Interface dataset entries:
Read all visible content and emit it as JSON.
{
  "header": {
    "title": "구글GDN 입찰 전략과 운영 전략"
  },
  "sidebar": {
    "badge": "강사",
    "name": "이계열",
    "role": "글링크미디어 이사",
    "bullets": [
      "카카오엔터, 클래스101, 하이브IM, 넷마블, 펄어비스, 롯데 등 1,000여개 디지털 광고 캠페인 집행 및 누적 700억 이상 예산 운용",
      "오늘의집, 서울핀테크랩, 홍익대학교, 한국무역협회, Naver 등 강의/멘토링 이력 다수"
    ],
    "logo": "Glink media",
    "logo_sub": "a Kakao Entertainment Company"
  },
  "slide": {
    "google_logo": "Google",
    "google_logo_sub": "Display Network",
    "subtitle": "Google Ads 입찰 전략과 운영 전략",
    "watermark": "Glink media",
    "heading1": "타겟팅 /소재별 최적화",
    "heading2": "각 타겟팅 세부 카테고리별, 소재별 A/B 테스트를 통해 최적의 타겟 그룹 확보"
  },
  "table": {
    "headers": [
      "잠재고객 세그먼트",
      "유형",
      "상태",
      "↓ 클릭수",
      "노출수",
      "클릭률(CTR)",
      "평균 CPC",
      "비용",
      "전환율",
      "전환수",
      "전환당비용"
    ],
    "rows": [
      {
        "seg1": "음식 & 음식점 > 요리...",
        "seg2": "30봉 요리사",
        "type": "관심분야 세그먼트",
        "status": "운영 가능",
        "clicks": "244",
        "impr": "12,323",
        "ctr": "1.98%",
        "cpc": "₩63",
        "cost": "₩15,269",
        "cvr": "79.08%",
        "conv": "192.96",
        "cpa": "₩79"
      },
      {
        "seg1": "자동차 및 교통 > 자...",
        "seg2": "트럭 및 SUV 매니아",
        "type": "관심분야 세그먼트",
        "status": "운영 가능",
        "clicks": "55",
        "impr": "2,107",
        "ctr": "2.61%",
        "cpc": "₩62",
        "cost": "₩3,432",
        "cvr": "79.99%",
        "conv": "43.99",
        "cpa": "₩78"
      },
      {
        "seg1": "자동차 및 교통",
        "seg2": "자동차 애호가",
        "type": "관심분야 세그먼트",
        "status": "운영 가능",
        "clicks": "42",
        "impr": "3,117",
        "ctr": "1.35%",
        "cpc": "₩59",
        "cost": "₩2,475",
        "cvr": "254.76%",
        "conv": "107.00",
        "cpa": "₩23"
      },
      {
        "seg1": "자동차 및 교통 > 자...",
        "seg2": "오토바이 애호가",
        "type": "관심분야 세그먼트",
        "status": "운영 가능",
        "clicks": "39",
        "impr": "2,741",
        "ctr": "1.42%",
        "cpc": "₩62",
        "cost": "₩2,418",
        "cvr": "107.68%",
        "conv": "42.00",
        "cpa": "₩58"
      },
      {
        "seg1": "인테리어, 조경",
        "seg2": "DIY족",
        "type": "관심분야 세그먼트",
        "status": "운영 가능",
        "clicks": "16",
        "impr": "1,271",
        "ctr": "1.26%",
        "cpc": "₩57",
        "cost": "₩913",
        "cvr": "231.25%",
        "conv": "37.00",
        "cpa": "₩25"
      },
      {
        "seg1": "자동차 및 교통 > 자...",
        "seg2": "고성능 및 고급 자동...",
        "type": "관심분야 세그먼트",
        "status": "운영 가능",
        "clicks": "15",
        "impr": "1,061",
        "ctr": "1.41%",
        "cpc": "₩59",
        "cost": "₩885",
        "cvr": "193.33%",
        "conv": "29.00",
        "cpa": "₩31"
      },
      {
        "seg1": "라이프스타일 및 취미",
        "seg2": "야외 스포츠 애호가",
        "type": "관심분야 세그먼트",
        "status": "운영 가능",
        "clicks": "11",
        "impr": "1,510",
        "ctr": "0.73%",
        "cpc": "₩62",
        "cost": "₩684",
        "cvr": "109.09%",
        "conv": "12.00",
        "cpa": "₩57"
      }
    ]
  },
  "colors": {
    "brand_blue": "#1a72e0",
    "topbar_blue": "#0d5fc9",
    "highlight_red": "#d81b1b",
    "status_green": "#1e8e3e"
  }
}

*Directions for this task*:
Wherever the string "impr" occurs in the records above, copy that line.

*Solution to the problem*:
        "impr": "12,323",
        "impr": "2,107",
        "impr": "3,117",
        "impr": "2,741",
        "impr": "1,271",
        "impr": "1,061",
        "impr": "1,510",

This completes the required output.